Go through the data below and return each line containing the word "JOIN".

--

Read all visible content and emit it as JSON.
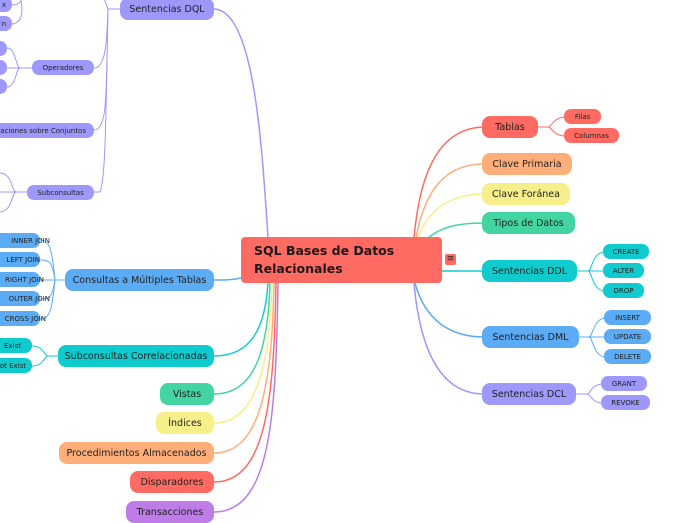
{
  "root": {
    "title": "SQL Bases de Datos Relacionales",
    "menu_icon": "≡"
  },
  "colors": {
    "red": "#ff6b62",
    "orange": "#ffae7a",
    "yellow": "#f7f08a",
    "green": "#43d5a1",
    "teal": "#0fcbcd",
    "blue": "#5cacf5",
    "purple": "#9e98fb",
    "violet": "#bd7ce6"
  },
  "right": {
    "tablas": {
      "label": "Tablas",
      "children": [
        "Filas",
        "Columnas"
      ]
    },
    "clave_primaria": {
      "label": "Clave Primaria"
    },
    "clave_foranea": {
      "label": "Clave Foránea"
    },
    "tipos_datos": {
      "label": "Tipos de Datos"
    },
    "ddl": {
      "label": "Sentencias DDL",
      "children": [
        "CREATE",
        "ALTER",
        "DROP"
      ]
    },
    "dml": {
      "label": "Sentencias DML",
      "children": [
        "INSERT",
        "UPDATE",
        "DELETE"
      ]
    },
    "dcl": {
      "label": "Sentencias DCL",
      "children": [
        "GRANT",
        "REVOKE"
      ]
    }
  },
  "left": {
    "dql": {
      "label": "Sentencias DQL",
      "children": {
        "top_partial": [
          "x",
          "n"
        ],
        "operadores": {
          "label": "Operadores"
        },
        "conjuntos": {
          "label": "Operaciones sobre Conjuntos"
        },
        "subconsultas": {
          "label": "Subconsultas"
        }
      }
    },
    "multiples": {
      "label": "Consultas a Múltiples Tablas",
      "children": [
        "INNER JOIN",
        "LEFT JOIN",
        "RIGHT JOIN",
        "OUTER JOIN",
        "CROSS JOIN"
      ]
    },
    "correlacionadas": {
      "label": "Subconsultas Correlacionadas",
      "children": [
        "Exist",
        "Not Exist"
      ]
    },
    "vistas": {
      "label": "Vistas"
    },
    "indices": {
      "label": "Índices"
    },
    "procedimientos": {
      "label": "Procedimientos Almacenados"
    },
    "disparadores": {
      "label": "Disparadores"
    },
    "transacciones": {
      "label": "Transacciones"
    }
  }
}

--

SOLUTION ▸
        "INNER JOIN",
        "LEFT JOIN",
        "RIGHT JOIN",
        "OUTER JOIN",
        "CROSS JOIN"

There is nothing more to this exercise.